In addition to supporting contemporary artists, Kasmin leads the field in advocating for the legacy of artist estates, currently representing some of the most influential artists of the 20th century, including Constantin Brancusi, William N. Copley, Stuart Davis, Max Ernst, Barry Flanagan, Jane Freilicher, Robert Indiana, Lee Krasner, and Robert Motherwell. The gallery also specializes in the presentation of large-scale sculpture and engages in public art projects across New York and around the world, with recent examples including: Bosco Sodi’s Muro in Washington Square Park, New York (2017), Les Lalanne’s Sheep Station in Chelsea, New York (2013), and Mark Ryden’s Dodecahedron at PMQ Gardens in Hong Kong (2018). Complementing the gallery’s robust exhibitions program, Kasmin is also dedicated to furthering academic research on its artists and develops scholarly publications that shed new light on their diverse practices. The gallery has published comprehensive catalogs including William N. Copley X-Rated, Lee Krasner’s Umber Paintings, Alexander the Great: The Iolas Gallery 1955-1987, Impasse Ronsin, and the first English translation of a monograph-scale book of Max Ernst’s sculpture. In September of 2018, Brancusi & Duchamp: The Art of Dialogue opened to the public, looking at the creative and personal relationship between the two artists. Dedicated to cultivating collectors and working with artists from around the world, Kasmin participates in a range of international art fairs across Europe, the Americas, and Asia.

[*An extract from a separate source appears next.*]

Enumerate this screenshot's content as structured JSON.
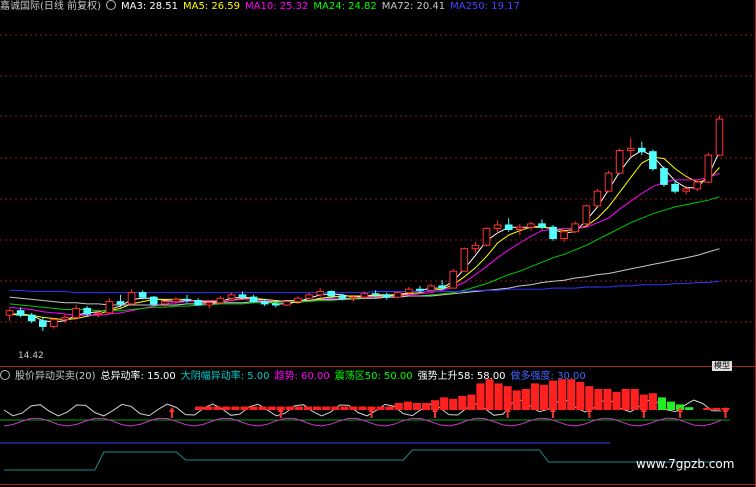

Marking a new chapter of curatorial ambition for the gallery, Kasmin expanded the gallery’s footprint in Chelsea with the opening of its fourth space in October 2018. The new, purpose-built gallery designed by studioMDA features a rooftop sculpture garden overlooking The High Line, representing a first-of-its-kind model for publicly sited commercial sculpture. Rejecting the dichotomy that pits brick-and-mortar against new methods of programming, the gallery’s new rooftop sculpture garden places Kasmin’s roster of artists and exhibitions in conversation with one of the most innovative platforms for art developed in recent years, reimagining how a commercial gallery can engage with art and the public.
Kasmin gallery spaces are located at 509 West 27th Street, 293 Tenth Avenue, and 297 Tenth Avenue, and the Kasmin Sculpture Garden is viewable from The High Line at 27th Street with access on 28th Street.